New York City-based architecture firm Grow Studio has revealed a plan to develop a combined affordable housing and green roof project in Harlem. The project was created to bring affordable housing to the community along with an edible rooftop garden that would be cultivated by people in the neighborhood. The plan, called the Harlem Community Rooftop Garden, was one of the winners of the By the City/For the City competition sponsored by the Urban Design Institute due to its innovative solution not only for affordable homes but also for the dearth of healthy, affordable, fresh vegetables in Manhattan.
The Harlem Community Rooftop Farm was designed by Grow Studio, an offshoot of the architecture firm EOA/Elmslie Osler Architect. EOA’s principle architect and founder is Robin Elmslie Osler, who holds a LEED certification and has a passion for urban farming. Osler was responsible for the Food Chain project in downtown Los Angeles which created a series of edible green walls and kitchen hubs that serve as a source of fresh food and an educational center for low-income communities.

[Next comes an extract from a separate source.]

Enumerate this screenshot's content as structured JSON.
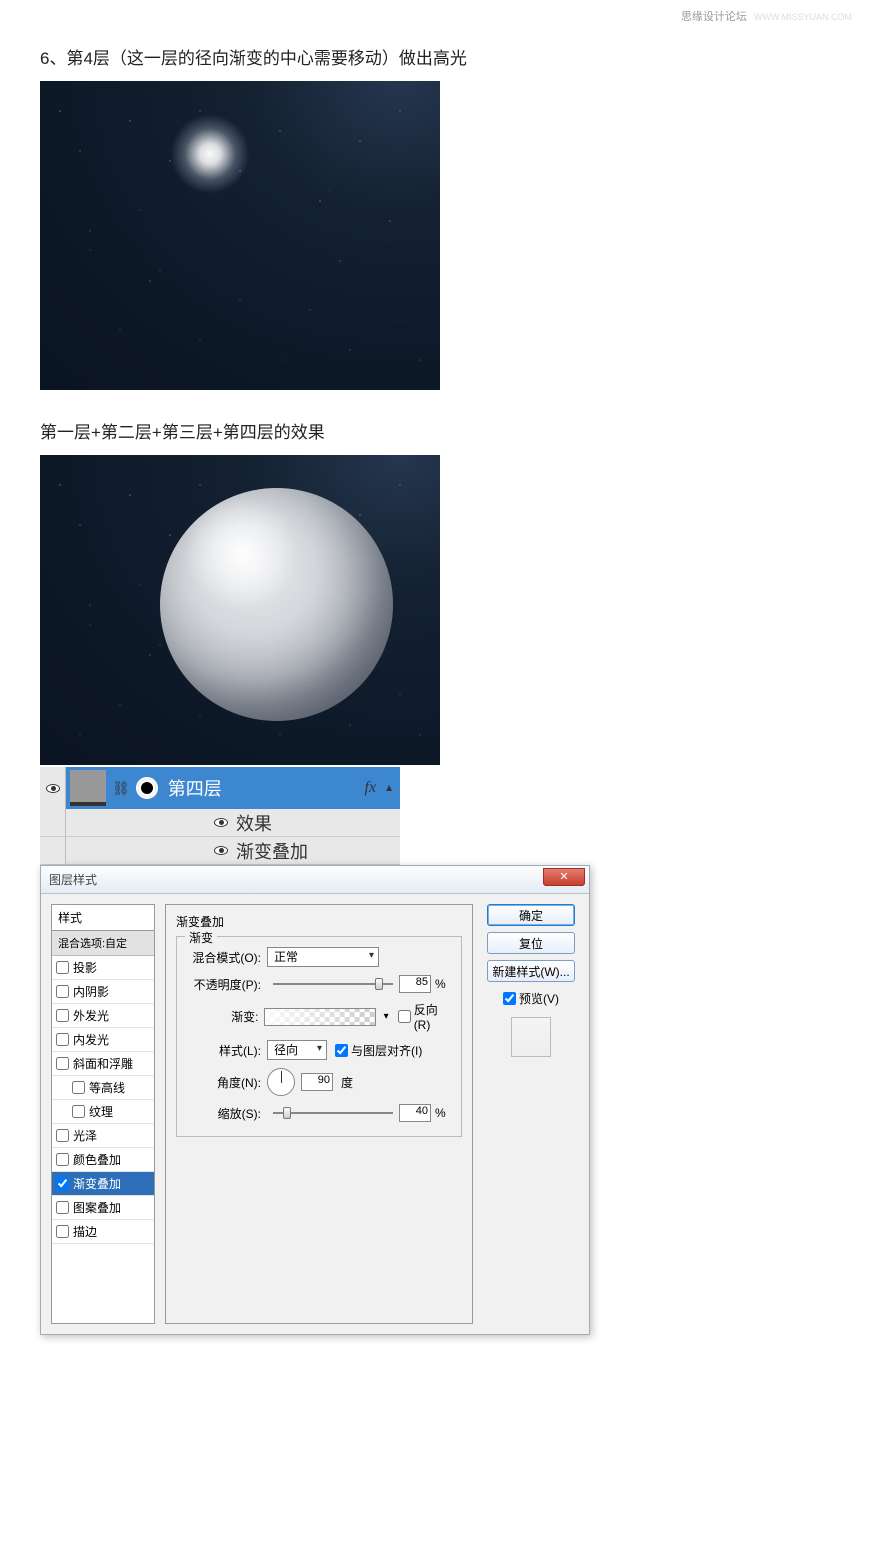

The project in Harlem would pair a new structure of affordable units with a rooftop garden next door built on the roof of the existing Citarella building on 125th street. The green space would be open to the community and accessible via a concrete and reclaimed redwood stairway on 126th street that would reach upward toward the planter boxes and vertical farming walls that would be planted and cultivated by the residents of the affordable housing units in the neighboring building. In addition to providing healthy homes and healthy food the Harlem Community Rooftop garden seeks to infuse a sense of culture and a place for social interaction for the community of Harlem.